Residents of Grohman Creek asked Nelson council Monday for support in getting an improved landing dock on the Nelson side of the lake, but council members were reluctant to commit to anything until a planning process for the waterfront is complete.
“We are requesting that the City of Nelson consider a partnership which would grant foreshore for a dock for Grohman Creek residents,” Steven Thomson of the Grohman Creek Docking Society said. “The location of interest is the bay southwest of Cottonwood Creek near the old transfer station.”
The formal application for a foreshore dock location would have to be made by the city to the provincial and federal governments.
“We are a community that seems remote but the door-to-door access is quicker than Blewett, Bonnington, or Six Mile,” Thomson said. “The big difference is that our community uses boats to travel home.”
Thomson said a location close to the old transfer station would mean the shortest travel distance for the 20 permanent Grohman residents who travel to Nelson for work, shopping, entertainment, and recreation. He said the population of Grohman Creek sometimes reaches 60 in the summer. Residents currently dock their boats in a variety of inconvenient or restrictive places and there are related parking problems.

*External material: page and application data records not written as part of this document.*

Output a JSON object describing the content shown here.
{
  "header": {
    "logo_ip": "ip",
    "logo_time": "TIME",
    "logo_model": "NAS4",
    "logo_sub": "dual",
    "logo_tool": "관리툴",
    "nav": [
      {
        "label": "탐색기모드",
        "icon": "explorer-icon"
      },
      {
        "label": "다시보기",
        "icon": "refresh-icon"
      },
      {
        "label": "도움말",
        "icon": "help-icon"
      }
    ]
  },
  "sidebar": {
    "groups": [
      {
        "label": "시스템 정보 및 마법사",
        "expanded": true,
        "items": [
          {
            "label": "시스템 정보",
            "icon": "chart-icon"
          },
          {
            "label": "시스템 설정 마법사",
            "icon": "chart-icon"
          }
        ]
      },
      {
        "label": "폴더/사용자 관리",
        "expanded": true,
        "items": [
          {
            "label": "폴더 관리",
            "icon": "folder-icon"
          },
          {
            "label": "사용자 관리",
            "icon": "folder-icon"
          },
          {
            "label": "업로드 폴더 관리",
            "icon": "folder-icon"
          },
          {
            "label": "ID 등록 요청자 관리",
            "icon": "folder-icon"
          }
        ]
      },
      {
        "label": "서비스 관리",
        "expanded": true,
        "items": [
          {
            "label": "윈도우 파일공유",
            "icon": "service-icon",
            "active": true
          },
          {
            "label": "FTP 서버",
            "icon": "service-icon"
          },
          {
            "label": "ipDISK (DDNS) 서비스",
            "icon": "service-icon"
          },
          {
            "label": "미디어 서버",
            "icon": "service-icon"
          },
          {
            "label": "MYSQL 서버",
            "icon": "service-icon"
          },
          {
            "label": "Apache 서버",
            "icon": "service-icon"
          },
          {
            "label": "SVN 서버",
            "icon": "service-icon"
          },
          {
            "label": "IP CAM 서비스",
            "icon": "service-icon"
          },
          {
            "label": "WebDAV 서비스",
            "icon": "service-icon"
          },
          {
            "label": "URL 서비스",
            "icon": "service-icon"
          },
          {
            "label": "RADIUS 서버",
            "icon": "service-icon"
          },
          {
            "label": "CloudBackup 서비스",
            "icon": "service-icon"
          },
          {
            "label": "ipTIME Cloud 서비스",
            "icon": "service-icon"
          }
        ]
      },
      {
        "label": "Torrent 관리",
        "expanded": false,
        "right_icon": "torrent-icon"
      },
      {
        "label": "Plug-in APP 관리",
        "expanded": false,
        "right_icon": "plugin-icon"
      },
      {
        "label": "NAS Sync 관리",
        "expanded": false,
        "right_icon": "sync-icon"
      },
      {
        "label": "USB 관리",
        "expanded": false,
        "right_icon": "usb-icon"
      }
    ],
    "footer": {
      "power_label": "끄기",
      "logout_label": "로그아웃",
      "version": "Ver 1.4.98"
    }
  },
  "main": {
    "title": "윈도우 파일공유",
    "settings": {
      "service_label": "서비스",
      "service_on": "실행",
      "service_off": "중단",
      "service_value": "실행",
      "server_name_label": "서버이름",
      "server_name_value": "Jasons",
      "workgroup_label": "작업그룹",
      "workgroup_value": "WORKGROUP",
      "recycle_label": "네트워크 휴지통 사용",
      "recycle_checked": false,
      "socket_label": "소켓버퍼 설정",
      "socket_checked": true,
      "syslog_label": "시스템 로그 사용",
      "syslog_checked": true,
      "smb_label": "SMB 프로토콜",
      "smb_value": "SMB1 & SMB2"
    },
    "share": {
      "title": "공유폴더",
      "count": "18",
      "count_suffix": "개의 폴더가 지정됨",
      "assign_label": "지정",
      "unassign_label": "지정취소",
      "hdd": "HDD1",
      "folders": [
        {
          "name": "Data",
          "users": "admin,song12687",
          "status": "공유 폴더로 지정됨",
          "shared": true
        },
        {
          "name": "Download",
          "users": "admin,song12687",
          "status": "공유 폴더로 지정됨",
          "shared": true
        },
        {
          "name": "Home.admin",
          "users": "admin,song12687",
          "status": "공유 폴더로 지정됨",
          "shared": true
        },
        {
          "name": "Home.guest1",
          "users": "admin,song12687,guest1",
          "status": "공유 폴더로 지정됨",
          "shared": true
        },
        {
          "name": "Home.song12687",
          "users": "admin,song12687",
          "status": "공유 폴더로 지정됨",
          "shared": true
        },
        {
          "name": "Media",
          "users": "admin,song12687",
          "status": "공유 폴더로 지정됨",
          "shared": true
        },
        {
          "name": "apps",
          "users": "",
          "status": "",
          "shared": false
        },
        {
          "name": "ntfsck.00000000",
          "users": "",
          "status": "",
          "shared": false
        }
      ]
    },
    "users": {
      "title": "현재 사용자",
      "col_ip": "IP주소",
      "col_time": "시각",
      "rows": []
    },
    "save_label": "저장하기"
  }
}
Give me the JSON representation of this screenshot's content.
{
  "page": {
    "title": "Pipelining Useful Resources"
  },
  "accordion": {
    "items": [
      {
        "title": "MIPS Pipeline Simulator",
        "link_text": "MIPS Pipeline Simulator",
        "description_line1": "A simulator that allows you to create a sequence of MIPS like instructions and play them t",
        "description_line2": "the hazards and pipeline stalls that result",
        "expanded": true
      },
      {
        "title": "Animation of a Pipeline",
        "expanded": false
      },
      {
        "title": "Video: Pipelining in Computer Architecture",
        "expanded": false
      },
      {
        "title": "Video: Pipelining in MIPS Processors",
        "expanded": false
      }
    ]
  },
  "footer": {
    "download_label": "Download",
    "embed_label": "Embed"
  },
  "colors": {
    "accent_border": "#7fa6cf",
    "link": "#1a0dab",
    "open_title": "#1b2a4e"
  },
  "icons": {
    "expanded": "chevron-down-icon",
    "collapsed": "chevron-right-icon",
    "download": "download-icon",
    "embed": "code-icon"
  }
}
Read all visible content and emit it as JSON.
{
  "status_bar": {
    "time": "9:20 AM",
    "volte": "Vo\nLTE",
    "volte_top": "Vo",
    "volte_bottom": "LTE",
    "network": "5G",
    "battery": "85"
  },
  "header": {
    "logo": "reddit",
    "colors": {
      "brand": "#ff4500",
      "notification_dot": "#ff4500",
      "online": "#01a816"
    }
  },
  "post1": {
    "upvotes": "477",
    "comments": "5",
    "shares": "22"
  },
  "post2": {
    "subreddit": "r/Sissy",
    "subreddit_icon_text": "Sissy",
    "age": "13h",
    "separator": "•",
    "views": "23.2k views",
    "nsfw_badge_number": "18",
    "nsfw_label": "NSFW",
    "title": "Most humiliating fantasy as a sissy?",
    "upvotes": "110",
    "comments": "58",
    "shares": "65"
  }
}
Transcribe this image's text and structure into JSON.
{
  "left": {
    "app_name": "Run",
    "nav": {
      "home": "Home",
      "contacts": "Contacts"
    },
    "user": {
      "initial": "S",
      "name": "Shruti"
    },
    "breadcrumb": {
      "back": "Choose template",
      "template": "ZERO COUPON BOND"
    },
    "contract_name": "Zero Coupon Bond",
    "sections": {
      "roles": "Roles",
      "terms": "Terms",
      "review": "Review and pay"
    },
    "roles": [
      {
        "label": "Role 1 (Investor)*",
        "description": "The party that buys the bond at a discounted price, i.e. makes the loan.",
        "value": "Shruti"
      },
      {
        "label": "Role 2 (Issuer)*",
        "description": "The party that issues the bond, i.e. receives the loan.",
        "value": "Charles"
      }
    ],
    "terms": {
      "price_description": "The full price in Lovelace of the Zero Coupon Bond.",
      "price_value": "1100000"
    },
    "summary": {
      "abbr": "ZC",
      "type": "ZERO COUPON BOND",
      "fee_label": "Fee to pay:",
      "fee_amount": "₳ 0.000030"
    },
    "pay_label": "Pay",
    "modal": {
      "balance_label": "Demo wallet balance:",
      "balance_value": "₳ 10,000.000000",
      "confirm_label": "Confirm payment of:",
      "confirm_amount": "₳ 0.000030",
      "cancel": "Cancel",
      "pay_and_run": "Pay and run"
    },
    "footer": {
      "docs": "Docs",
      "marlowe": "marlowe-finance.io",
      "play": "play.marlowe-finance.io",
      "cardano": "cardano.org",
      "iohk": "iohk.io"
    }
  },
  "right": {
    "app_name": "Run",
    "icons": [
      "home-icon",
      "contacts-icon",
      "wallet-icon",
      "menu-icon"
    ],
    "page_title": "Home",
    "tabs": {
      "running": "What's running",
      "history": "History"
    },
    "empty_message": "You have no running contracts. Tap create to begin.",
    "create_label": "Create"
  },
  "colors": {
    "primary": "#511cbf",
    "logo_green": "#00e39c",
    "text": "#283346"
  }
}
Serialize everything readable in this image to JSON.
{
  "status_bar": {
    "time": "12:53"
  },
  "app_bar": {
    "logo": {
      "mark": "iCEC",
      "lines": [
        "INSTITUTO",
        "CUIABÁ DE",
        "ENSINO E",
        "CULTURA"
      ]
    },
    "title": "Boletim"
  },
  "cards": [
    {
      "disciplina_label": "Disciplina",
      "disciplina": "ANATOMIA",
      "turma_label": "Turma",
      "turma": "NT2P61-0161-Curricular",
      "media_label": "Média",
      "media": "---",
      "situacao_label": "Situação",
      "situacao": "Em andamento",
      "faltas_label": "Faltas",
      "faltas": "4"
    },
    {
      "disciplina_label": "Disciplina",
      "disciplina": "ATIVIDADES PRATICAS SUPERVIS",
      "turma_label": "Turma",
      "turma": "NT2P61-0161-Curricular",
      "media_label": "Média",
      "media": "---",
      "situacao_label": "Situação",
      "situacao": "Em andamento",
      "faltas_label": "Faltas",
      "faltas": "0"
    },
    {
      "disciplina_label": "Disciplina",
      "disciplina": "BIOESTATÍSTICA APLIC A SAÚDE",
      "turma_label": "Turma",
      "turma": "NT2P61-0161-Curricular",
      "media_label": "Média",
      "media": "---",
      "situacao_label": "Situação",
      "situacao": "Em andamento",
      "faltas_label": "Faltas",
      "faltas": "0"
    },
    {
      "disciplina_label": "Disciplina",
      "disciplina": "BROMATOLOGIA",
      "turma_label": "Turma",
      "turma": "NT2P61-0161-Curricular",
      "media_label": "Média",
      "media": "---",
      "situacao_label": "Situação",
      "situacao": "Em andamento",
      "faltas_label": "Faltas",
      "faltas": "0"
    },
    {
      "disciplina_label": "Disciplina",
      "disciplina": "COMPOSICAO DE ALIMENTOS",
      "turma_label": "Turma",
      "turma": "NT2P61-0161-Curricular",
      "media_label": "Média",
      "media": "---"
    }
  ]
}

“Some residents park their boats on the beach, some use the Nelson city wharf by the Prestige and some are members of the Kootenay Launch Club. All options are very restrictive,. For example, from mid-March until mid-May boats cannot park at the launch club because of low water, which forces residents of the community to park at the small public dock or somewhere along the shoreline.”
Thomson also pointed out the dock would serve Baldface Lodge.
He told council the community recently built an $80,000 dock on the Grohman side with only $5,000 in grant funding from the Regional District of Central Kootenay and residents pay $300 per year for upkeep. He suggested a partnership with the city on a similar model for a dock on the Nelson side.
“We have other ideas that may help the city with this area,” Thomson said. “This includes a lakefront city campground with dock access and local walking trails. This would be popular for tourists, providing campers with an amazing location and direct access to the lake for recreation as well as to the community for food, shopping and entertainment. It could also provide the city with more public docking at a low cost as the city’s current dock is small, only allowing moorage for three small boats.”
Council’s response was that no decision can be made until the planning process for the waterfront is complete, and that depends on both the Regional District of Central Kootenay, which still needs to decide on the level of environmental remediation needed at the former landfill site, and the CPR that owns land in the area. Council offered no suggestions as to how long the planning process will take. The city is currently engaged in planning processes for Railtown and the bottom end of Hall St.
Thomson asked that when that planning eventually happens, the docking society be involved.
Mayor Deb Kozak said the society’s presentation would be passed on to planning staff but gave no clear indication of how or when it will be dealt with.
The docking society’s presentation to council along with maps and drawings are attached below.